What this task involves –
Scan the data and please report how many lines include the word "name". Leave out everything but the number.

─── Data provided

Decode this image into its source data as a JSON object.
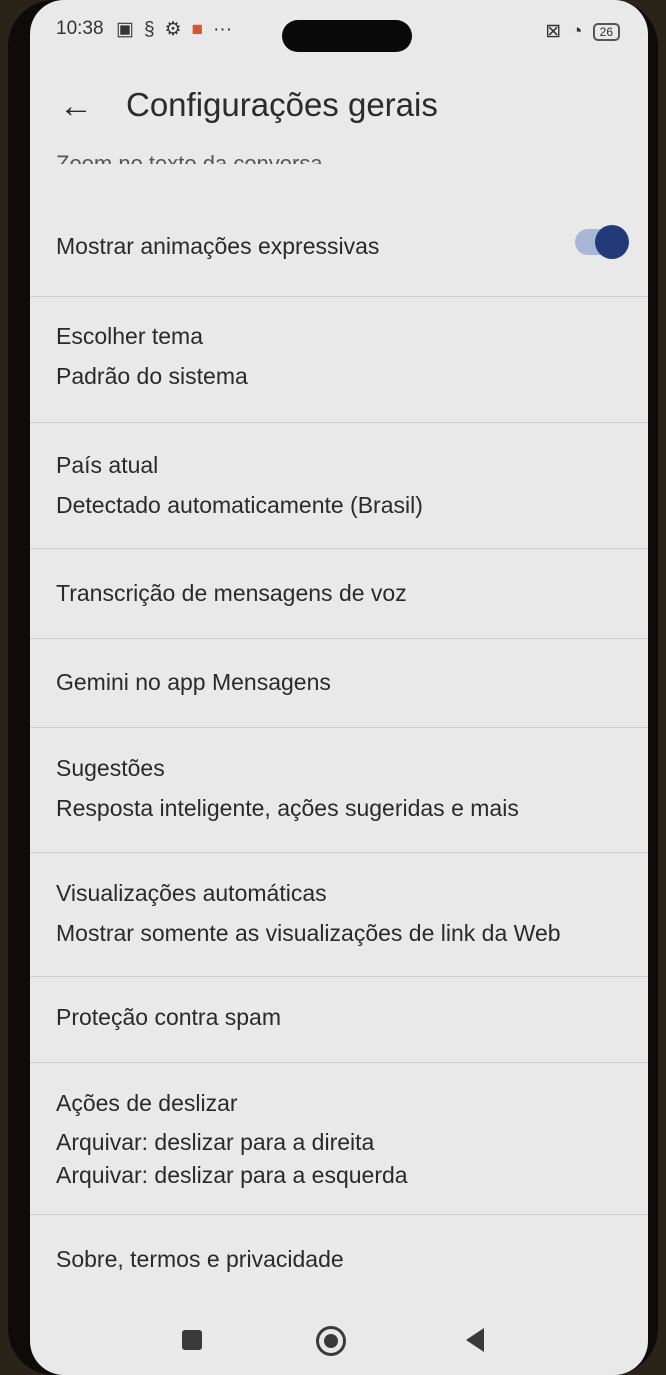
{
  "status_bar": {
    "time": "10:38",
    "battery": "26"
  },
  "header": {
    "title": "Configurações gerais"
  },
  "clipped_item": "Zoom no texto da conversa",
  "items": [
    {
      "line1": "Mostrar animações expressivas",
      "toggle_on": true
    },
    {
      "line1": "Escolher tema",
      "line2": "Padrão do sistema"
    },
    {
      "line1": "País atual",
      "line2": "Detectado automaticamente (Brasil)"
    },
    {
      "line1": "Transcrição de mensagens de voz"
    },
    {
      "line1": "Gemini no app Mensagens"
    },
    {
      "line1": "Sugestões",
      "line2": "Resposta inteligente, ações sugeridas e mais"
    },
    {
      "line1": "Visualizações automáticas",
      "line2": "Mostrar somente as visualizações de link da Web"
    },
    {
      "line1": "Proteção contra spam"
    },
    {
      "line1": "Ações de deslizar",
      "line2": "Arquivar: deslizar para a direita",
      "line3": "Arquivar: deslizar para a esquerda"
    },
    {
      "line1": "Sobre, termos e privacidade"
    }
  ],
  "icons": {
    "back": "arrow-left-icon",
    "nav_recents": "square-icon",
    "nav_home": "circle-icon",
    "nav_back": "triangle-left-icon"
  },
  "colors": {
    "toggle_knob": "#233a78",
    "toggle_track": "#a9b6d6",
    "background": "#e9e9ea"
  }
}
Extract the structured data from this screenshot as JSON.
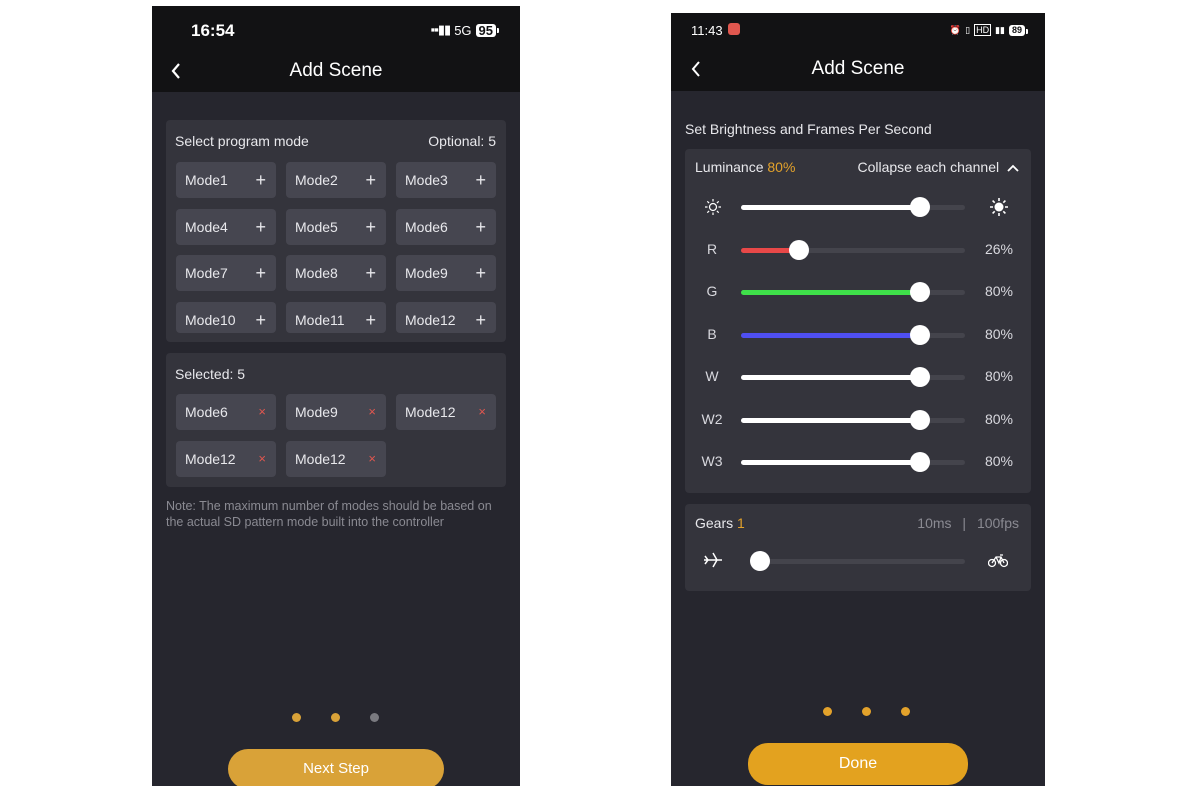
{
  "left": {
    "status": {
      "time": "16:54",
      "signal": "5G",
      "battery": "95"
    },
    "title": "Add Scene",
    "program": {
      "label": "Select program mode",
      "optional": "Optional: 5",
      "modes": [
        "Mode1",
        "Mode2",
        "Mode3",
        "Mode4",
        "Mode5",
        "Mode6",
        "Mode7",
        "Mode8",
        "Mode9",
        "Mode10",
        "Mode11",
        "Mode12"
      ],
      "add_icon": "+"
    },
    "selected": {
      "label": "Selected: 5",
      "items": [
        "Mode6",
        "Mode9",
        "Mode12",
        "Mode12",
        "Mode12"
      ],
      "remove_icon": "×"
    },
    "note": "Note: The maximum number of modes should be based on the actual SD pattern mode built into the controller",
    "pager": {
      "active": 2,
      "total": 3
    },
    "next_label": "Next Step"
  },
  "right": {
    "status": {
      "time": "11:43",
      "battery": "89"
    },
    "title": "Add Scene",
    "section_title": "Set Brightness and Frames Per Second",
    "luminance": {
      "label": "Luminance",
      "value": "80%",
      "collapse": "Collapse each channel"
    },
    "channels": [
      {
        "name": "brightness",
        "label": "",
        "value": 0.8,
        "color": "#ffffff",
        "pct": ""
      },
      {
        "name": "R",
        "label": "R",
        "value": 0.26,
        "color": "#e84848",
        "pct": "26%"
      },
      {
        "name": "G",
        "label": "G",
        "value": 0.8,
        "color": "#3fe04a",
        "pct": "80%"
      },
      {
        "name": "B",
        "label": "B",
        "value": 0.8,
        "color": "#4f4ff2",
        "pct": "80%"
      },
      {
        "name": "W",
        "label": "W",
        "value": 0.8,
        "color": "#ffffff",
        "pct": "80%"
      },
      {
        "name": "W2",
        "label": "W2",
        "value": 0.8,
        "color": "#ffffff",
        "pct": "80%"
      },
      {
        "name": "W3",
        "label": "W3",
        "value": 0.8,
        "color": "#ffffff",
        "pct": "80%"
      }
    ],
    "gears": {
      "label": "Gears",
      "value": "1",
      "ms": "10ms",
      "sep": "|",
      "fps": "100fps",
      "slider": 0.04
    },
    "pager": {
      "active": 3,
      "total": 3
    },
    "done_label": "Done"
  },
  "colors": {
    "accent": "#e3a22b",
    "button": "#d9a238",
    "panel": "#34343c",
    "background": "#26262e",
    "topbar": "#121214"
  }
}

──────

Result of this task –
7